Interface dataset entries
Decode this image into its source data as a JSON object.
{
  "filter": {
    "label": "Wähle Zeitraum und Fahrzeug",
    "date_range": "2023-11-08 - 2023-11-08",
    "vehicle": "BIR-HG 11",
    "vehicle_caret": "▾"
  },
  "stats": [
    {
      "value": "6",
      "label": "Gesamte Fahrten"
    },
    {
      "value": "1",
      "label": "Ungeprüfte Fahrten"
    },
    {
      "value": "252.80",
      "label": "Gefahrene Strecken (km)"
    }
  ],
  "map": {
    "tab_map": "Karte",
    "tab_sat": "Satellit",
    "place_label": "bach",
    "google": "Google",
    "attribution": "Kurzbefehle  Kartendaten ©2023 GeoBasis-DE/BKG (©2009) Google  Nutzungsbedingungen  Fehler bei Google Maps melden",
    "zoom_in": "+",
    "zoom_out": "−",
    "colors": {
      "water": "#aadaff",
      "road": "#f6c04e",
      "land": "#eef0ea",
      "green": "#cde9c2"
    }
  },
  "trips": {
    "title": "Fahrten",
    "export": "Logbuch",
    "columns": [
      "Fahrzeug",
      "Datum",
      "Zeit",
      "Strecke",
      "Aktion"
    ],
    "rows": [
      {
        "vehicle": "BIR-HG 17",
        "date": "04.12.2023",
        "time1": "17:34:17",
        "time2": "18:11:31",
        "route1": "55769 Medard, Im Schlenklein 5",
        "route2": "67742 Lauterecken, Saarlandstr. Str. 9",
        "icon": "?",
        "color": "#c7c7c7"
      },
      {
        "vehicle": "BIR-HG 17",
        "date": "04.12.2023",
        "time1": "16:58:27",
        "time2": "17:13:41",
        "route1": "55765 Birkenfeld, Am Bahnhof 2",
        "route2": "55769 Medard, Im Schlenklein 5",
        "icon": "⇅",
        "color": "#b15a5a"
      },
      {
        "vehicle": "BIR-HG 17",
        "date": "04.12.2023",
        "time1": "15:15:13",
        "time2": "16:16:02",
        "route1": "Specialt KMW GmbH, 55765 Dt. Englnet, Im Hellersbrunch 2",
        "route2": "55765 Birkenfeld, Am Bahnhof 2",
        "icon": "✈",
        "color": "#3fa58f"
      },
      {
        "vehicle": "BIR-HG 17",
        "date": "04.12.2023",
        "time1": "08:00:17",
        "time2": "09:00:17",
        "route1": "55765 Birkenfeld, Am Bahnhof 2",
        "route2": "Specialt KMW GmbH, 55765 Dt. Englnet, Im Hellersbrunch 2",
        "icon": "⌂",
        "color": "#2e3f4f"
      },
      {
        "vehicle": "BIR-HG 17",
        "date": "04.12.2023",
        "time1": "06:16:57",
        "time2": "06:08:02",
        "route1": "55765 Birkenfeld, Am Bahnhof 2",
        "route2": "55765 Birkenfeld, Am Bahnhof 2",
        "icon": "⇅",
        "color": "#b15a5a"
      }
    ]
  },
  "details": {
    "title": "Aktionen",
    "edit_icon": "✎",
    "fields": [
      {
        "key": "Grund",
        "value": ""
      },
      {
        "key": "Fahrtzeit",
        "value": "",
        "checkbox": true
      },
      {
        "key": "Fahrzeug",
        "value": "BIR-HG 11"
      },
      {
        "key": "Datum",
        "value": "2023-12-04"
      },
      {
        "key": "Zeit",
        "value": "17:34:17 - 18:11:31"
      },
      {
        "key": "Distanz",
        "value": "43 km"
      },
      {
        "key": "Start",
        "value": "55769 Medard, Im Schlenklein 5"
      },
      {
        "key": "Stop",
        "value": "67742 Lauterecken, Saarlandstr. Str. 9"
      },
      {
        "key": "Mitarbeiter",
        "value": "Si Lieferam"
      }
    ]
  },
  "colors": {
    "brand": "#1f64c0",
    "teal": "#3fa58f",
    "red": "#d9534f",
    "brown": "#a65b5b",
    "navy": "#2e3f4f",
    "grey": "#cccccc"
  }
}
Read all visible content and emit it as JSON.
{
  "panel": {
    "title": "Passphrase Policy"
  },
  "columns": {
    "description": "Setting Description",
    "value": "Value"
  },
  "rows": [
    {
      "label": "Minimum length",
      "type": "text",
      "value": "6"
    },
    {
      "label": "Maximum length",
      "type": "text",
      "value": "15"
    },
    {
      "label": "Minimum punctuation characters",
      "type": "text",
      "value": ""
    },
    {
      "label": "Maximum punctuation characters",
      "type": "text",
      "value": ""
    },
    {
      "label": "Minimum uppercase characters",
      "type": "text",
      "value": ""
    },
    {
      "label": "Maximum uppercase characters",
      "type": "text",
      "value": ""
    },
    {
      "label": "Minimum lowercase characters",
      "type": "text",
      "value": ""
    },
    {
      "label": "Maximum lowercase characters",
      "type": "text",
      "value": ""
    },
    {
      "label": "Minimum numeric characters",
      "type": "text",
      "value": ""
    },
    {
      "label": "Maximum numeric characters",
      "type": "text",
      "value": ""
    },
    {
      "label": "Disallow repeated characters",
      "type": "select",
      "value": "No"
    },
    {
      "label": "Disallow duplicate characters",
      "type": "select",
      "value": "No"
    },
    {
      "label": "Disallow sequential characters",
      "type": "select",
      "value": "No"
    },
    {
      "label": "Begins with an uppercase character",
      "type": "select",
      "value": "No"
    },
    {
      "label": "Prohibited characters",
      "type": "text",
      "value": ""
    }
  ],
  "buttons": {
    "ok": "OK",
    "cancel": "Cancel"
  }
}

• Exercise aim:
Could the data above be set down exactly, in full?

• Your response:
Decode this image into its source data as a JSON object.
{
  "filter": {
    "label": "Wähle Zeitraum und Fahrzeug",
    "date_range": "2023-11-08 - 2023-11-08",
    "vehicle": "BIR-HG 11",
    "vehicle_caret": "▾"
  },
  "stats": [
    {
      "value": "6",
      "label": "Gesamte Fahrten"
    },
    {
      "value": "1",
      "label": "Ungeprüfte Fahrten"
    },
    {
      "value": "252.80",
      "label": "Gefahrene Strecken (km)"
    }
  ],
  "map": {
    "tab_map": "Karte",
    "tab_sat": "Satellit",
    "place_label": "bach",
    "google": "Google",
    "attribution": "Kurzbefehle  Kartendaten ©2023 GeoBasis-DE/BKG (©2009) Google  Nutzungsbedingungen  Fehler bei Google Maps melden",
    "zoom_in": "+",
    "zoom_out": "−",
    "colors": {
      "water": "#aadaff",
      "road": "#f6c04e",
      "land": "#eef0ea",
      "green": "#cde9c2"
    }
  },
  "trips": {
    "title": "Fahrten",
    "export": "Logbuch",
    "columns": [
      "Fahrzeug",
      "Datum",
      "Zeit",
      "Strecke",
      "Aktion"
    ],
    "rows": [
      {
        "vehicle": "BIR-HG 17",
        "date": "04.12.2023",
        "time1": "17:34:17",
        "time2": "18:11:31",
        "route1": "55769 Medard, Im Schlenklein 5",
        "route2": "67742 Lauterecken, Saarlandstr. Str. 9",
        "icon": "?",
        "color": "#c7c7c7"
      },
      {
        "vehicle": "BIR-HG 17",
        "date": "04.12.2023",
        "time1": "16:58:27",
        "time2": "17:13:41",
        "route1": "55765 Birkenfeld, Am Bahnhof 2",
        "route2": "55769 Medard, Im Schlenklein 5",
        "icon": "⇅",
        "color": "#b15a5a"
      },
      {
        "vehicle": "BIR-HG 17",
        "date": "04.12.2023",
        "time1": "15:15:13",
        "time2": "16:16:02",
        "route1": "Specialt KMW GmbH, 55765 Dt. Englnet, Im Hellersbrunch 2",
        "route2": "55765 Birkenfeld, Am Bahnhof 2",
        "icon": "✈",
        "color": "#3fa58f"
      },
      {
        "vehicle": "BIR-HG 17",
        "date": "04.12.2023",
        "time1": "08:00:17",
        "time2": "09:00:17",
        "route1": "55765 Birkenfeld, Am Bahnhof 2",
        "route2": "Specialt KMW GmbH, 55765 Dt. Englnet, Im Hellersbrunch 2",
        "icon": "⌂",
        "color": "#2e3f4f"
      },
      {
        "vehicle": "BIR-HG 17",
        "date": "04.12.2023",
        "time1": "06:16:57",
        "time2": "06:08:02",
        "route1": "55765 Birkenfeld, Am Bahnhof 2",
        "route2": "55765 Birkenfeld, Am Bahnhof 2",
        "icon": "⇅",
        "color": "#b15a5a"
      }
    ]
  },
  "details": {
    "title": "Aktionen",
    "edit_icon": "✎",
    "fields": [
      {
        "key": "Grund",
        "value": ""
      },
      {
        "key": "Fahrtzeit",
        "value": "",
        "checkbox": true
      },
      {
        "key": "Fahrzeug",
        "value": "BIR-HG 11"
      },
      {
        "key": "Datum",
        "value": "2023-12-04"
      },
      {
        "key": "Zeit",
        "value": "17:34:17 - 18:11:31"
      },
      {
        "key": "Distanz",
        "value": "43 km"
      },
      {
        "key": "Start",
        "value": "55769 Medard, Im Schlenklein 5"
      },
      {
        "key": "Stop",
        "value": "67742 Lauterecken, Saarlandstr. Str. 9"
      },
      {
        "key": "Mitarbeiter",
        "value": "Si Lieferam"
      }
    ]
  },
  "colors": {
    "brand": "#1f64c0",
    "teal": "#3fa58f",
    "red": "#d9534f",
    "brown": "#a65b5b",
    "navy": "#2e3f4f",
    "grey": "#cccccc"
  }
}
Read all visible content and emit it as JSON.
{
  "panel": {
    "title": "Passphrase Policy"
  },
  "columns": {
    "description": "Setting Description",
    "value": "Value"
  },
  "rows": [
    {
      "label": "Minimum length",
      "type": "text",
      "value": "6"
    },
    {
      "label": "Maximum length",
      "type": "text",
      "value": "15"
    },
    {
      "label": "Minimum punctuation characters",
      "type": "text",
      "value": ""
    },
    {
      "label": "Maximum punctuation characters",
      "type": "text",
      "value": ""
    },
    {
      "label": "Minimum uppercase characters",
      "type": "text",
      "value": ""
    },
    {
      "label": "Maximum uppercase characters",
      "type": "text",
      "value": ""
    },
    {
      "label": "Minimum lowercase characters",
      "type": "text",
      "value": ""
    },
    {
      "label": "Maximum lowercase characters",
      "type": "text",
      "value": ""
    },
    {
      "label": "Minimum numeric characters",
      "type": "text",
      "value": ""
    },
    {
      "label": "Maximum numeric characters",
      "type": "text",
      "value": ""
    },
    {
      "label": "Disallow repeated characters",
      "type": "select",
      "value": "No"
    },
    {
      "label": "Disallow duplicate characters",
      "type": "select",
      "value": "No"
    },
    {
      "label": "Disallow sequential characters",
      "type": "select",
      "value": "No"
    },
    {
      "label": "Begins with an uppercase character",
      "type": "select",
      "value": "No"
    },
    {
      "label": "Prohibited characters",
      "type": "text",
      "value": ""
    }
  ],
  "buttons": {
    "ok": "OK",
    "cancel": "Cancel"
  }
}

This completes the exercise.